Submitted to: Association of American Geographers
Publication Type: Abstract Only
Publication Acceptance Date: 1/24/2007
Publication Date: 4/19/2007
Citation: Johnson, L.F., Trout, T.J., Gartung, J.L., Hornbuckle, J. 2007. Satellite Mapping of Horticultural Crop Cover in California's San Joaquin Valley - Potenial for Irrigation Water Resource Management. Association of American Geographers. Interpretive Summary:
Technical Abstract: Estimation of crop water use, and associated irrigation demand, is commonly addressed by application of so-called crop coefficients, which express water loss as a proportion of evapotranspiration from a well-characterized reference crop such as grass or alfalfa. For horticultural crops, however, planting date, planting density, variety, and cultural practices can vary widely. It is thus impractical to specifiy, a priori, a crop coefficient profile that accommodates these potential sources of variability. It is generally recognized that percent canopy cover, as an indicator of intercepted sunlight, is positively related to crop evapotranspiration. Fieldwork was performed in California's San Joaquin Valley to measure canopy cover in support of satellite-based mapping. Radiance-calibrated Landsat Thematic Mapper image data were then converted to top-of-atmosphere (apparent ) reflectance and subsequently to normalized difference vegetation index. Over two consecutive seasons, a strong linear relationship (r2>0.9) was observed between vegetation index and field measurements up to the point of "effective full cover" (~75%). This relationship was subsequently used to map canopy cover throughout a 20 x 20 km study region. Crop water loss was then mapped by incorporating routine ground measurements of reference evapotranspiration collected at point locations by the California Department of Water Resources.
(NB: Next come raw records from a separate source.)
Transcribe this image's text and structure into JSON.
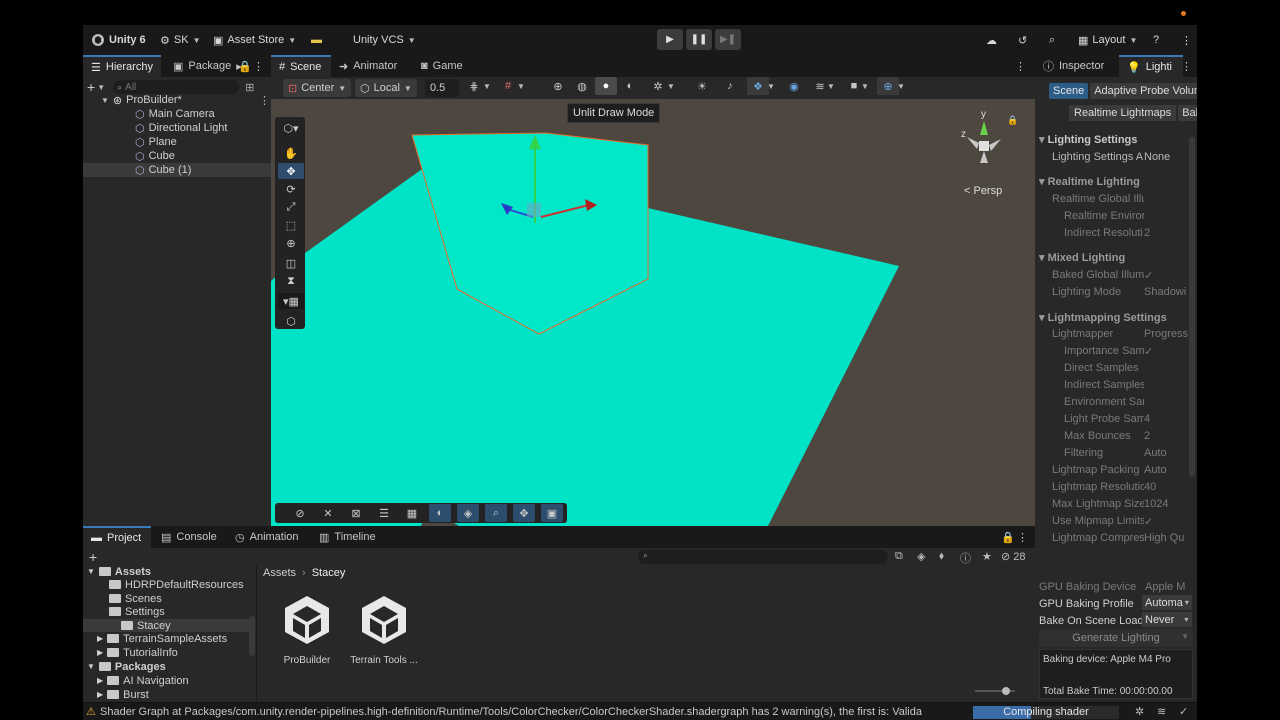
{
  "topbar": {
    "unity": "Unity 6",
    "account": "SK",
    "asset_store": "Asset Store",
    "vcs": "Unity VCS",
    "layout": "Layout"
  },
  "hierarchy": {
    "tab": "Hierarchy",
    "tab2": "Package",
    "search_placeholder": "All",
    "root": "ProBuilder*",
    "items": [
      "Main Camera",
      "Directional Light",
      "Plane",
      "Cube",
      "Cube (1)"
    ]
  },
  "scene": {
    "tabs": [
      "Scene",
      "Animator",
      "Game"
    ],
    "pivot": "Center",
    "space": "Local",
    "snap": "0.5",
    "tooltip": "Unlit Draw Mode",
    "persp": "< Persp",
    "gizmo_y": "y",
    "gizmo_z": "z",
    "colors": {
      "cyan": "#00e8c8",
      "floor": "#4d4740"
    }
  },
  "inspector": {
    "tabs": [
      "Inspector",
      "Lighti"
    ],
    "subtabs": [
      "Scene",
      "Adaptive Probe Volum"
    ],
    "subtabs2": [
      "Realtime Lightmaps",
      "Bak"
    ],
    "sections": {
      "lighting_settings": "Lighting Settings",
      "realtime": "Realtime Lighting",
      "mixed": "Mixed Lighting",
      "lightmapping": "Lightmapping Settings"
    },
    "rows": [
      {
        "label": "Lighting Settings A",
        "value": "None"
      },
      {
        "label": "Realtime Global Illu",
        "value": ""
      },
      {
        "label": "Realtime Enviror",
        "value": ""
      },
      {
        "label": "Indirect Resoluti",
        "value": "2"
      },
      {
        "label": "Baked Global Illum",
        "value": "✓"
      },
      {
        "label": "Lighting Mode",
        "value": "Shadowi"
      },
      {
        "label": "Lightmapper",
        "value": "Progress"
      },
      {
        "label": "Importance Sam",
        "value": "✓"
      },
      {
        "label": "Direct Samples",
        "value": ""
      },
      {
        "label": "Indirect Samples",
        "value": ""
      },
      {
        "label": "Environment Sar",
        "value": ""
      },
      {
        "label": "Light Probe Sam",
        "value": "4"
      },
      {
        "label": "Max Bounces",
        "value": "2"
      },
      {
        "label": "Filtering",
        "value": "Auto"
      },
      {
        "label": "Lightmap Packing",
        "value": "Auto"
      },
      {
        "label": "Lightmap Resolutio",
        "value": "40"
      },
      {
        "label": "Max Lightmap Size",
        "value": "1024"
      },
      {
        "label": "Use Mipmap Limits",
        "value": "✓"
      },
      {
        "label": "Lightmap Compres",
        "value": "High Qu"
      }
    ],
    "bottom": {
      "gpu_device_label": "GPU Baking Device",
      "gpu_device_value": "Apple M",
      "gpu_profile_label": "GPU Baking Profile",
      "gpu_profile_value": "Automa",
      "bake_on_load_label": "Bake On Scene Load",
      "bake_on_load_value": "Never",
      "generate_button": "Generate Lighting",
      "baking_device": "Baking device: Apple M4 Pro",
      "total_bake": "Total Bake Time: 00:00:00.00"
    }
  },
  "project": {
    "tabs": [
      "Project",
      "Console",
      "Animation",
      "Timeline"
    ],
    "badge": "28",
    "tree": {
      "assets": "Assets",
      "items": [
        "HDRPDefaultResources",
        "Scenes",
        "Settings",
        "Stacey",
        "TerrainSampleAssets",
        "TutorialInfo"
      ],
      "packages": "Packages",
      "pkg_items": [
        "AI Navigation",
        "Burst"
      ]
    },
    "breadcrumb": [
      "Assets",
      "Stacey"
    ],
    "files": [
      "ProBuilder",
      "Terrain Tools ..."
    ]
  },
  "statusbar": {
    "message": "Shader Graph at Packages/com.unity.render-pipelines.high-definition/Runtime/Tools/ColorChecker/ColorCheckerShader.shadergraph has 2 warning(s), the first is: Validatic",
    "progress_label": "Compiling shader",
    "progress": 0.4
  }
}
The study results demonstrate the feasibility of using vegetation index imagery for improved, spatially explicit parameterization of crop coefficient-based models in regions of high-value horticultural production.